GIVEN DATA below:

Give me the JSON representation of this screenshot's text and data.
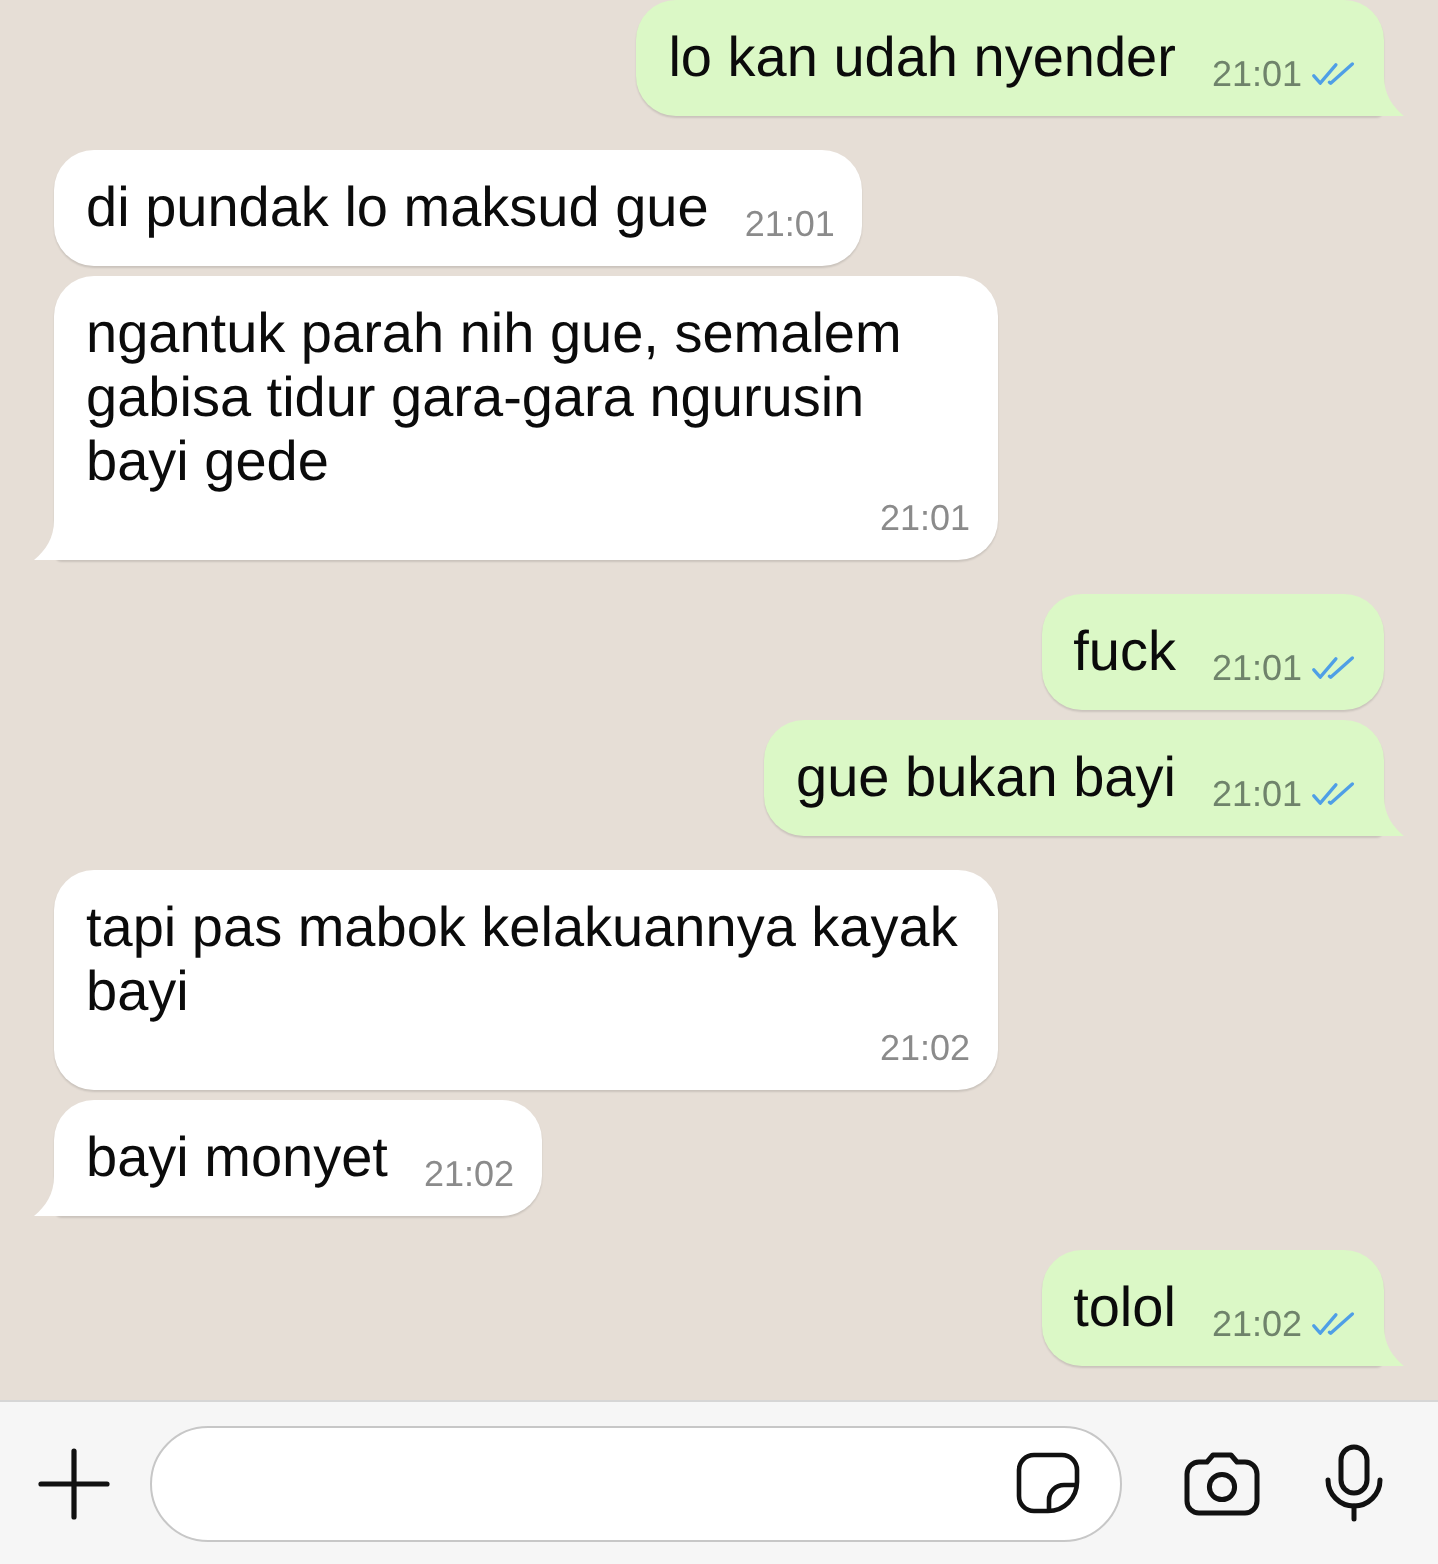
{
  "messages": [
    {
      "kind": "outgoing",
      "text": "lo kan udah nyender",
      "time": "21:01",
      "read": true
    },
    {
      "kind": "incoming",
      "text": "di pundak lo maksud gue",
      "time": "21:01"
    },
    {
      "kind": "incoming",
      "text": "ngantuk parah nih gue, semalem gabisa tidur gara-gara ngurusin bayi gede",
      "time": "21:01"
    },
    {
      "kind": "outgoing",
      "text": "fuck",
      "time": "21:01",
      "read": true
    },
    {
      "kind": "outgoing",
      "text": "gue bukan bayi",
      "time": "21:01",
      "read": true
    },
    {
      "kind": "incoming",
      "text": "tapi pas mabok kelakuannya kayak bayi",
      "time": "21:02"
    },
    {
      "kind": "incoming",
      "text": "bayi monyet",
      "time": "21:02"
    },
    {
      "kind": "outgoing",
      "text": "tolol",
      "time": "21:02",
      "read": true
    }
  ]
}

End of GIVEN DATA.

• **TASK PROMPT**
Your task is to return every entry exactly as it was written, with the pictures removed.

• **TASK ANSWER**
Give me the JSON representation of this screenshot's text and data.
{
  "messages": [
    {
      "kind": "outgoing",
      "text": "lo kan udah nyender",
      "time": "21:01",
      "read": true
    },
    {
      "kind": "incoming",
      "text": "di pundak lo maksud gue",
      "time": "21:01"
    },
    {
      "kind": "incoming",
      "text": "ngantuk parah nih gue, semalem gabisa tidur gara-gara ngurusin bayi gede",
      "time": "21:01"
    },
    {
      "kind": "outgoing",
      "text": "fuck",
      "time": "21:01",
      "read": true
    },
    {
      "kind": "outgoing",
      "text": "gue bukan bayi",
      "time": "21:01",
      "read": true
    },
    {
      "kind": "incoming",
      "text": "tapi pas mabok kelakuannya kayak bayi",
      "time": "21:02"
    },
    {
      "kind": "incoming",
      "text": "bayi monyet",
      "time": "21:02"
    },
    {
      "kind": "outgoing",
      "text": "tolol",
      "time": "21:02",
      "read": true
    }
  ]
}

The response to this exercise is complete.